=== Section Start ===

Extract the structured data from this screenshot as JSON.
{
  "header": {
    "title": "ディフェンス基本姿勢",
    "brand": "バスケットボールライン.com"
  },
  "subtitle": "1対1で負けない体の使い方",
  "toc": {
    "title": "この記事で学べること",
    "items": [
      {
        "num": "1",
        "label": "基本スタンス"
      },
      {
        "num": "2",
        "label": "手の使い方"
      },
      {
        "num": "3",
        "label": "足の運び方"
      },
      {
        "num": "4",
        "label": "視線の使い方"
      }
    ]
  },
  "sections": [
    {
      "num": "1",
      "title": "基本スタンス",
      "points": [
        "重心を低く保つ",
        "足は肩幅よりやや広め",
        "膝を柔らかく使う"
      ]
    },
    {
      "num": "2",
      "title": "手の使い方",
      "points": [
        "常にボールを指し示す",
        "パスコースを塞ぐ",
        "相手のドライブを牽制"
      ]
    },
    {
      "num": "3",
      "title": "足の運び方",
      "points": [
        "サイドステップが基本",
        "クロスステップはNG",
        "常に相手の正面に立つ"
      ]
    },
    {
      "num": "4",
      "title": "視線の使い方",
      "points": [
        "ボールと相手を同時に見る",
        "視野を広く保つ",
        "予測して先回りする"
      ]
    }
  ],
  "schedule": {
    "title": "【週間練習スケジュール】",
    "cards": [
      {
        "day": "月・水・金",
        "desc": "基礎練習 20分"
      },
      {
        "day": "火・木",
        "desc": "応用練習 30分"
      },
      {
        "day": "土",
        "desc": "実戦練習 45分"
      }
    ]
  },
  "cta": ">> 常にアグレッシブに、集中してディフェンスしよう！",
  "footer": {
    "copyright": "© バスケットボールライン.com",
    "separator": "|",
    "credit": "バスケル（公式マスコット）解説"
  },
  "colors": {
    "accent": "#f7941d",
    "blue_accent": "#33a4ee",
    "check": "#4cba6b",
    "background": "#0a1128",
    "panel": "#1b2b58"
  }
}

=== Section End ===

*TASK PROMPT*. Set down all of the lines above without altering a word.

*EXERCISE RESULT*.
Extract the structured data from this screenshot as JSON.
{
  "header": {
    "title": "ディフェンス基本姿勢",
    "brand": "バスケットボールライン.com"
  },
  "subtitle": "1対1で負けない体の使い方",
  "toc": {
    "title": "この記事で学べること",
    "items": [
      {
        "num": "1",
        "label": "基本スタンス"
      },
      {
        "num": "2",
        "label": "手の使い方"
      },
      {
        "num": "3",
        "label": "足の運び方"
      },
      {
        "num": "4",
        "label": "視線の使い方"
      }
    ]
  },
  "sections": [
    {
      "num": "1",
      "title": "基本スタンス",
      "points": [
        "重心を低く保つ",
        "足は肩幅よりやや広め",
        "膝を柔らかく使う"
      ]
    },
    {
      "num": "2",
      "title": "手の使い方",
      "points": [
        "常にボールを指し示す",
        "パスコースを塞ぐ",
        "相手のドライブを牽制"
      ]
    },
    {
      "num": "3",
      "title": "足の運び方",
      "points": [
        "サイドステップが基本",
        "クロスステップはNG",
        "常に相手の正面に立つ"
      ]
    },
    {
      "num": "4",
      "title": "視線の使い方",
      "points": [
        "ボールと相手を同時に見る",
        "視野を広く保つ",
        "予測して先回りする"
      ]
    }
  ],
  "schedule": {
    "title": "【週間練習スケジュール】",
    "cards": [
      {
        "day": "月・水・金",
        "desc": "基礎練習 20分"
      },
      {
        "day": "火・木",
        "desc": "応用練習 30分"
      },
      {
        "day": "土",
        "desc": "実戦練習 45分"
      }
    ]
  },
  "cta": ">> 常にアグレッシブに、集中してディフェンスしよう！",
  "footer": {
    "copyright": "© バスケットボールライン.com",
    "separator": "|",
    "credit": "バスケル（公式マスコット）解説"
  },
  "colors": {
    "accent": "#f7941d",
    "blue_accent": "#33a4ee",
    "check": "#4cba6b",
    "background": "#0a1128",
    "panel": "#1b2b58"
  }
}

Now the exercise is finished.